August 4, 2014
by Canadian Architect
The winners of the World Architecture News (WAN) Awards for Healthcare recently announced, and for the first year running, three winners of the WAN Healthcare Award for 2014 were selected. Following the 2013 Awards, and taking into consideration the number of healthcare projects that are upgrades or extensions, WAN decided to incorporate a separate subcategory to accommodate these projects. The three categories are: Built, Unbuilt, and Best Hospital Upgrade.
Shim-Sutcliffe Architects have won the Best Hospital Upgrade category with the Residence for the Sisters of St. Joseph of Toronto. The winner in the Built category is Atelier PRO Architekten with the Meander Medical Centre in Amersfoort in The Netherlands, while the winner in the Unbuilt category is Henning Larsen Architects for the Odense University Hospital & Faculty of Health Sciences in Odense, Denmark.
Forming a sinuous line between the Don Valley to the north and the low-rise urban fabric of the city to the south, Shim-Sutcliffe’s Residence for the Sisters of St. Joseph of Toronto articulates both individual contemplative life and the community engagement of the Sisters’ ministries, making relationships to nature and the city to reinforce public and private aspects. Completed in April of 2013, the residence is located in the heart of the city of Toronto and includes the restoration and rehabilitation of the historic 1850s Taylor House.
The Sisters’ mission statement mandated an ecological approach to physical, social and economic well-being of all people. The program for the building includes 58 residential suites accommodating a variety of levels of care, from independent living to long-term care, nursing stations and private hospital facilities.
The design of the new residence for the Sisters is organized along a single-loaded corridor that forms the spine of the building. A series of operable windows line one edge of the corridor, admitting an abundance of natural light and ventilation through the corridor and into the suites overlooking the verdant ravine landscape. The landscaping for the project mediates between the restored forest of the ravine, the building and the city. The individual suites for each Sister serve as a home within a larger home supporting the needs of each Sister while fostering the core values and beliefs of all of the residents.
In this project, sustainability extends beyond the physical requirements of creating a green building and includes the longer-term evolution of the Sisters as an organization and its ability to thrive. The project’s green agenda is an integral part of its legacy and includes geothermal heating and cooling, solar panels, solar hot-water pre-heating, green roofs, rainwater cisterns and permeable pavers.

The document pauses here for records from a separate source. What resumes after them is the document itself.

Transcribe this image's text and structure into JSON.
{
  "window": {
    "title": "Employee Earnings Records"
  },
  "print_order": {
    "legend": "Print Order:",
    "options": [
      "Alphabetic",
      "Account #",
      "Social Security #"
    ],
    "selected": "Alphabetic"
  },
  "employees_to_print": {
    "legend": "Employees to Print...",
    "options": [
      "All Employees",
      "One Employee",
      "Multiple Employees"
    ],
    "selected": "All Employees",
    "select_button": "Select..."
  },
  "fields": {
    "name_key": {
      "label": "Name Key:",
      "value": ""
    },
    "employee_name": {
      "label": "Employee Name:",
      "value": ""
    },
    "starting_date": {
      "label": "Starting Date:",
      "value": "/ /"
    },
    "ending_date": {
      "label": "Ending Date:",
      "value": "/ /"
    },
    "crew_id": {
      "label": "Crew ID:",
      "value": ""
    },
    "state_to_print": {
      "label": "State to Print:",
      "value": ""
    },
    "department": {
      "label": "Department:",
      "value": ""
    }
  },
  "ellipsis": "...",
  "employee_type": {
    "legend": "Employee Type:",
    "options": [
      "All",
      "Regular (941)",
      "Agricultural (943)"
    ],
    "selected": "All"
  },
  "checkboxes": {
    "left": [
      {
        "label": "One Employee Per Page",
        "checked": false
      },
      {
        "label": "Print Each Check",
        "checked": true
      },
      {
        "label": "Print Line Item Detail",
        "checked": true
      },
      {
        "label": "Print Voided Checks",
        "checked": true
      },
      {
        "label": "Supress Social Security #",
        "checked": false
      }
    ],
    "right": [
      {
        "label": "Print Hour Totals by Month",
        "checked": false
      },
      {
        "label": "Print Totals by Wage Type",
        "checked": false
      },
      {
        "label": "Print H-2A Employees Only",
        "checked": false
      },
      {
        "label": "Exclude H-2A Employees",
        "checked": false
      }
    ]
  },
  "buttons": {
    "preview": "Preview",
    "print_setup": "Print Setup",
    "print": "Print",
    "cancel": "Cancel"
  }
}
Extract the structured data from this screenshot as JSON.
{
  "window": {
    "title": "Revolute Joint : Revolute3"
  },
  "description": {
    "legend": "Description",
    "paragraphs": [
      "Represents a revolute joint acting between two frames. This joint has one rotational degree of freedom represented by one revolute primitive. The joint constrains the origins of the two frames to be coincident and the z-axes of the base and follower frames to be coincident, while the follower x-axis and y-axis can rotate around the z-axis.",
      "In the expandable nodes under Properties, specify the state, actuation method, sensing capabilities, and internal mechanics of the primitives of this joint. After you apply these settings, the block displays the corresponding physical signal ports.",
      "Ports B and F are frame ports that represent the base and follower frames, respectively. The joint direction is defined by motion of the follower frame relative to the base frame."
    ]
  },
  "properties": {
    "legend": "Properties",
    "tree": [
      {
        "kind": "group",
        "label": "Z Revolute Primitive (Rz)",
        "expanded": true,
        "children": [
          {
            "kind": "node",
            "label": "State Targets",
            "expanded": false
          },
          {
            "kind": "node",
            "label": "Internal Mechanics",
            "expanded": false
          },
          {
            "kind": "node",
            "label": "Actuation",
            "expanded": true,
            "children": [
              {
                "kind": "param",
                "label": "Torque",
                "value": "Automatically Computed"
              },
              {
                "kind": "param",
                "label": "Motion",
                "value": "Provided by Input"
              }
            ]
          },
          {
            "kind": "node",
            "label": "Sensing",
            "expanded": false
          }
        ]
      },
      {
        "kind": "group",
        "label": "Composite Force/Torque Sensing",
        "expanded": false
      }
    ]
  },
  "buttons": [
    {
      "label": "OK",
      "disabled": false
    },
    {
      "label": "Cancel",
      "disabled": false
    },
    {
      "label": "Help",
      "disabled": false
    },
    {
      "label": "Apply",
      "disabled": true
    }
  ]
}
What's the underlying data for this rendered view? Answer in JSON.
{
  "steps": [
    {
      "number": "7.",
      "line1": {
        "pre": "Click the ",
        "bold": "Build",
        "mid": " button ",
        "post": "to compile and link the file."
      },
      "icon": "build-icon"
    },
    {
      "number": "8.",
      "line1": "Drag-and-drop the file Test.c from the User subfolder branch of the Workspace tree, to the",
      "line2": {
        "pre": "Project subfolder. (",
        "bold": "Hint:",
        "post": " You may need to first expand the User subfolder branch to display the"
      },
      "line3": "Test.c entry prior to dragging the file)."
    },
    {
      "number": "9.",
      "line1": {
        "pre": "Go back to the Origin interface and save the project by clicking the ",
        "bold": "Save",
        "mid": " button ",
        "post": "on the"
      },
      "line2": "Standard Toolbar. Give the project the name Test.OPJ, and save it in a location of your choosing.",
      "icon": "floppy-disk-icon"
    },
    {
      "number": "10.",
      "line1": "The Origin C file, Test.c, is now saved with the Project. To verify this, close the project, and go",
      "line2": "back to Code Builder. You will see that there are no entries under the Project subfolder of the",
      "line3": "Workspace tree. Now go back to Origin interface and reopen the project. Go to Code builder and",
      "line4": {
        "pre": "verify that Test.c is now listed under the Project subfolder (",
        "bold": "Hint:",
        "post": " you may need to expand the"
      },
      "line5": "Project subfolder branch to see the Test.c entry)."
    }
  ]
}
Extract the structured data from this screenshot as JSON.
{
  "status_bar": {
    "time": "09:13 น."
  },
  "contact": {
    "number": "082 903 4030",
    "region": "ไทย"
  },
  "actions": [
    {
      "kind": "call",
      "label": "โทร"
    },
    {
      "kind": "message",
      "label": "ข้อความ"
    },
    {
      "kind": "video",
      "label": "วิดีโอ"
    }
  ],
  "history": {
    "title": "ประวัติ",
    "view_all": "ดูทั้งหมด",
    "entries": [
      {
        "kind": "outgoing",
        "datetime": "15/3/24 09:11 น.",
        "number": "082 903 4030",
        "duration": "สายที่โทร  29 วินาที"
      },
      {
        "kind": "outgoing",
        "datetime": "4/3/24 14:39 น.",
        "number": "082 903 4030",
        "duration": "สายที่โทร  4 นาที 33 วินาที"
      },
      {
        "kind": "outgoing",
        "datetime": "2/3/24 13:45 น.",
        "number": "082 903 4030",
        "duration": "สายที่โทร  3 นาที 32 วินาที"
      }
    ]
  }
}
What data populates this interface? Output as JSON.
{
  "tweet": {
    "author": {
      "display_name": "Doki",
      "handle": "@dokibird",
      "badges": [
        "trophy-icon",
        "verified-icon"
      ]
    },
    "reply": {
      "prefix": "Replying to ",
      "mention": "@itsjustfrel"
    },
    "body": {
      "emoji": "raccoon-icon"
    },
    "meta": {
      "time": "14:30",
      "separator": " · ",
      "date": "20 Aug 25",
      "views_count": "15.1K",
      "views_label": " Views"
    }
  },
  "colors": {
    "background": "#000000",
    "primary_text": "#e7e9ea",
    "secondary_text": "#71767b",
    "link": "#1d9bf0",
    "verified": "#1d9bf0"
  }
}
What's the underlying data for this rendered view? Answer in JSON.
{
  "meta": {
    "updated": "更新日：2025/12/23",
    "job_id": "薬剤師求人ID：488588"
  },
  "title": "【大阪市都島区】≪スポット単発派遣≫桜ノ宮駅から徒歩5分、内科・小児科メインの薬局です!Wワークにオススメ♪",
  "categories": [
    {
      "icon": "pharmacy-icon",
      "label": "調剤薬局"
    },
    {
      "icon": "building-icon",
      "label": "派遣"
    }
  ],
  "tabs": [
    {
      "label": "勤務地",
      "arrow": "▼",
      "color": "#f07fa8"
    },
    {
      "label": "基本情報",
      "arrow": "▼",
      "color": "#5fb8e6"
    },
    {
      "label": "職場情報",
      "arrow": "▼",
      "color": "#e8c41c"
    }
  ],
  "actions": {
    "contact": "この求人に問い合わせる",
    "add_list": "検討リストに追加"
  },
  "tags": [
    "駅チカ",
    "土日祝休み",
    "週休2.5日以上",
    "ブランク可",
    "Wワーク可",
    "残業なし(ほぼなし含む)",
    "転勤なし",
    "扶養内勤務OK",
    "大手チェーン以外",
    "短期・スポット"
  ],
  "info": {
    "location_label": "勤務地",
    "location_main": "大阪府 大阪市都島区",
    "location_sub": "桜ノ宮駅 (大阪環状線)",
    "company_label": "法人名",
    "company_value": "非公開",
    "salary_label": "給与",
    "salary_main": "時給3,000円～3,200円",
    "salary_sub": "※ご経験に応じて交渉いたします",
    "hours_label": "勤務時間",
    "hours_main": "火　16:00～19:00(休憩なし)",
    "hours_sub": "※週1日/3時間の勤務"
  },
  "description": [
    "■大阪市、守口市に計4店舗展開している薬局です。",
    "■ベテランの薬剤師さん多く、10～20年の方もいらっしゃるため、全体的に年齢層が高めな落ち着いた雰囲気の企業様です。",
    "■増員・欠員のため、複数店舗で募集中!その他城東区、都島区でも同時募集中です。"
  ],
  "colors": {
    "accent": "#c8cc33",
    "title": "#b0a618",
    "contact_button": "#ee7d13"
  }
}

The Sisters were originally from America and travelled north into Canada to start healthcare facilities, which are still part of the healthcare system. Founded to be a community home, ministry and outreach, the residence was considered by juror Laura Lee to be “brave, very ambitious in a different way.” Juror Duane Passman was also pleased with the scheme, highlighting “the quite complex façade and wonderful finishing.” The jury thought this unique project had integrity and a holistic approach, a well-deserved place amongst the winners.
The jury was comprised of: Tom Lloyd, Director at PearsonLloyd, a leading innovator in industrial design, who has a sharp eyes for projects that respond to the shifting and future patterns of contemporary life; Laura Lee, one of the founders of Maggie’s Cancer Caring Centres; Duane Passman, Director of 3T’s Hospital Redevelopment in the UK; John Hicks, Director, AECOM Global Heath; Paul Monaghan, AHMM; and Brian Spence, BAM Architecture Studio.
For more information, please visit www.wantoday.com/health_5_14/index2.html.
front entrance with the historic taylor house adjacent. james dow
from the entry lobby and sitting area, there are continuous views of the reflecting pool encircling the organic form of the chapel. james dow
white oak panels modulate light and views in the glazed two-storey chapel. james dow